By: Karen Mann
March 26, 2010
Although it is a requirement to file a tax return each year, how to do so is not taught in school, or at the workplace. This means that many people are left with the decision to try to figure out their own tax return as best they can, or suck up their pride, open their wallets, and hire a professional to do it for them.
Many residents do not realize that they can receive help filing federal and state taxes locally and free of charge through the Volunteer Income Tax Assistance program. One local agency that is offering the program is Montachuesett Opportunity Council, Inc.
Any individual or family with a household income of under $49,000 can qualify for the VITA program, as long as they do not own a business or have rental property, but those who are small, independent contractors can utilize the program.
"Once they are screened, they are given an appointment, and a letter of what to bring," said Marie LeBlanc, the financial literacy and asset development coordinator of MOC.
Lynn Despres brought her son, who is a college student that also works part-time, to have his taxes done at MOC. Despres, a Leominster resident, said they usually utilize the tax preparation program at the Leominster Public Library, but because those working at the library were booked until late in the season, they recommended Despres' son schedule an appointment with MOC.
"From the lady who took our information, to the lady who just did [a second check of the return], they were very nice," said Despres. "I would definitely come back and feel comfortable."
Both LeBlanc and MOC's Associate Director Patricia Pistone want to get the word out about the program, because they said many people that could be utilizing it are not. MOC has not filled all of the time slots that were designated for tax preparations, although LeBlanc anticipates the agency will assist in preparing 300 returns.
"A lot of people have misconceptions about what they can claim," said LeBlanc. "This year it is very challenging."
This is because of various tax credits, related to the purchase of new homes and cars, and earned income, according to LeBlanc.
The Earned Income Tax Credit is one that is really being pushed at all VITA sites this year. According to a press release from MOC, a working family with three or more qualifying children filing a joint return and with an income of less than $43,279 ($48,279 married filing jointly) in 2009, may be eligible for up to $5,657 in federal and state credits. A family with one qualifying child and earnings of $35,463 ($40,463 married filing jointly) is eligible for a credit of $3,043. For those without children, a single person earning up to $13,440 or a married couple filing jointly earning up to $18,440 are eligible for $457 in the EITC credits.
That release also states, for the 2008 tax-filing year, more than 50,000 eligible families did not apply for the credit, equaling about $75 million in unclaimed money.
Locally, families who utilized the MOC VITA program last year received an average of $1,333 per family in earned income credit.
The assistance from MOC does not stop once a tax return is filed.
"We do a quick pre-assessment of what other MOC programs they could qualify for," said Pistone. "MOC has a lot of financial literacy programs that we try to get them into."

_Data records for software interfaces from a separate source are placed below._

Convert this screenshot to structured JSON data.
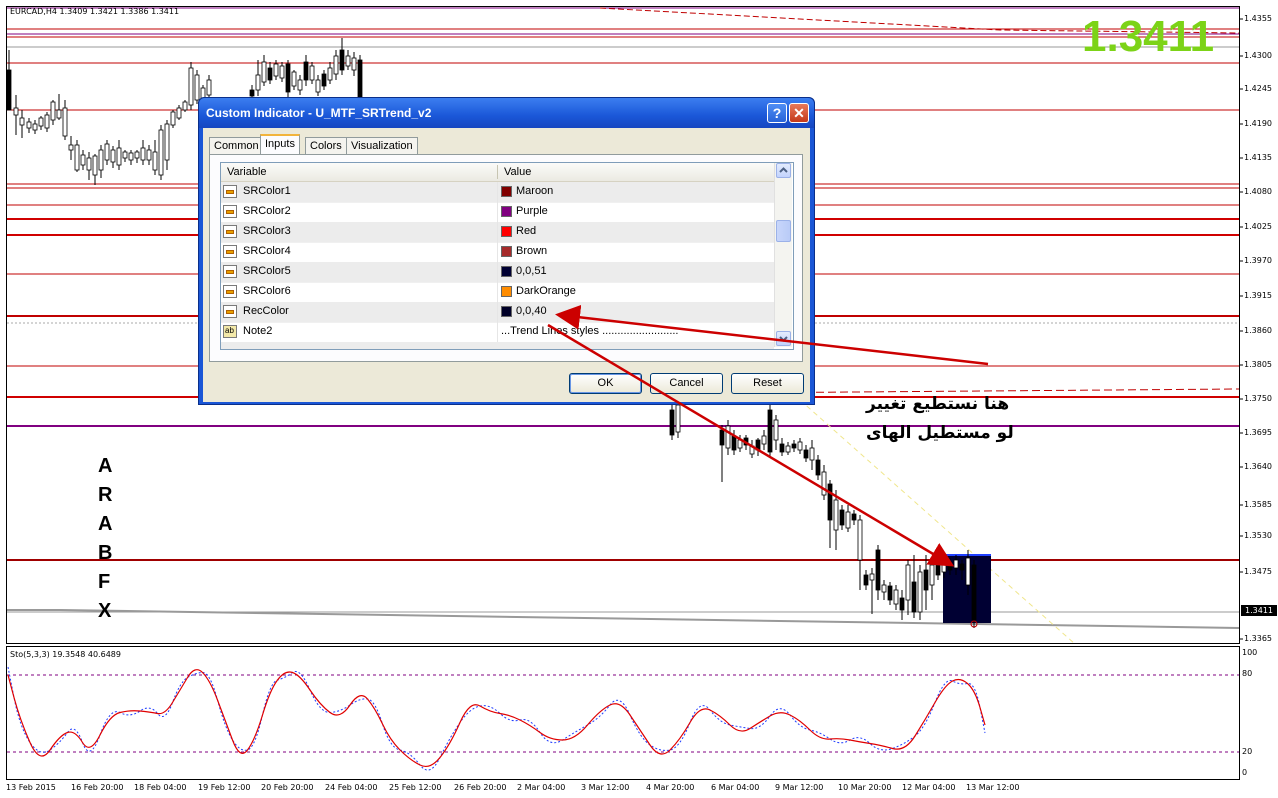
{
  "chart": {
    "symbol_header": "EURCAD,H4  1.3409 1.3421 1.3386 1.3411",
    "big_price": "1.3411",
    "current_price_tag": "1.3411",
    "price_axis": [
      "1.4355",
      "1.4300",
      "1.4245",
      "1.4190",
      "1.4135",
      "1.4080",
      "1.4025",
      "1.3970",
      "1.3915",
      "1.3860",
      "1.3805",
      "1.3750",
      "1.3695",
      "1.3640",
      "1.3585",
      "1.3530",
      "1.3475",
      "1.3365"
    ],
    "time_axis": [
      "13 Feb 2015",
      "16 Feb 20:00",
      "18 Feb 04:00",
      "19 Feb 12:00",
      "20 Feb 20:00",
      "24 Feb 04:00",
      "25 Feb 12:00",
      "26 Feb 20:00",
      "2 Mar 04:00",
      "3 Mar 12:00",
      "4 Mar 20:00",
      "6 Mar 04:00",
      "9 Mar 12:00",
      "10 Mar 20:00",
      "12 Mar 04:00",
      "13 Mar 12:00"
    ],
    "watermark_letters": [
      "A",
      "R",
      "A",
      "B",
      "F",
      "X"
    ],
    "annotation_line1": "هنا نستطيع تغيير",
    "annotation_line2": "لو مستطيل الهاى"
  },
  "stochastic": {
    "header": "Sto(5,3,3) 19.3548 40.6489",
    "levels": [
      "100",
      "80",
      "20",
      "0"
    ]
  },
  "dialog": {
    "title": "Custom Indicator - U_MTF_SRTrend_v2",
    "help_label": "?",
    "close_label": "✕",
    "tabs": [
      "Common",
      "Inputs",
      "Colors",
      "Visualization"
    ],
    "active_tab": "Inputs",
    "columns": {
      "variable": "Variable",
      "value": "Value"
    },
    "rows": [
      {
        "name": "SRColor1",
        "value": "Maroon",
        "color": "#800000"
      },
      {
        "name": "SRColor2",
        "value": "Purple",
        "color": "#800080"
      },
      {
        "name": "SRColor3",
        "value": "Red",
        "color": "#ff0000"
      },
      {
        "name": "SRColor4",
        "value": "Brown",
        "color": "#a52a2a"
      },
      {
        "name": "SRColor5",
        "value": "0,0,51",
        "color": "#000033"
      },
      {
        "name": "SRColor6",
        "value": "DarkOrange",
        "color": "#ff8c00"
      },
      {
        "name": "RecColor",
        "value": "0,0,40",
        "color": "#000028"
      },
      {
        "name": "Note2",
        "value": "...Trend Lines styles .........................",
        "color": ""
      }
    ],
    "buttons": {
      "ok": "OK",
      "cancel": "Cancel",
      "reset": "Reset"
    }
  },
  "colors": {
    "bull_green": "#7cd317",
    "sr_red": "#c00000",
    "rect_navy": "#000033",
    "arrow_red": "#cc0000"
  }
}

One program is the Individual Development Account, which encourages people to save, not spend, their tax refund check. If the person saves $1,333 (the average EI credit) they will receive a $4,000 match to purchase a home, return to school, or start or enhance a small business.
According to Pistone, more than 25 people have benefited from this program. They can also enroll in various classes about money management.
MOC officials also want people who would like to volunteer as tax preparers to utilize the program as well.
"Without volunteers we would not have the program," said LeBlanc.
"We would like to recruit more elderly and college students from FSC (Fitchburg State College)," said Pistone. "It would be nice to get that support from the community."
There are 10 volunteers helping out, at MOC this year, which is a small drop from last years, number, 13, but a significant increase from three years ago when there was only one volunteer.
LeBlanc stressed that volunteers do not have to be in the financial field or even previously-trained as a tax preparer, but it does take a certain caliber to volunteer for the program.
Volunteers must take the IRS certified test every year, but they can seek out support from MOC officials to help prepare for it. The online test is comprised of eight different tax filer scenarios and the test taker must receive a score of 80 or higher. It is free to become certified.
LeBlanc said MOC helps potential volunteers by talking them through the practice test materials and allowing them to take the test from a MOC site.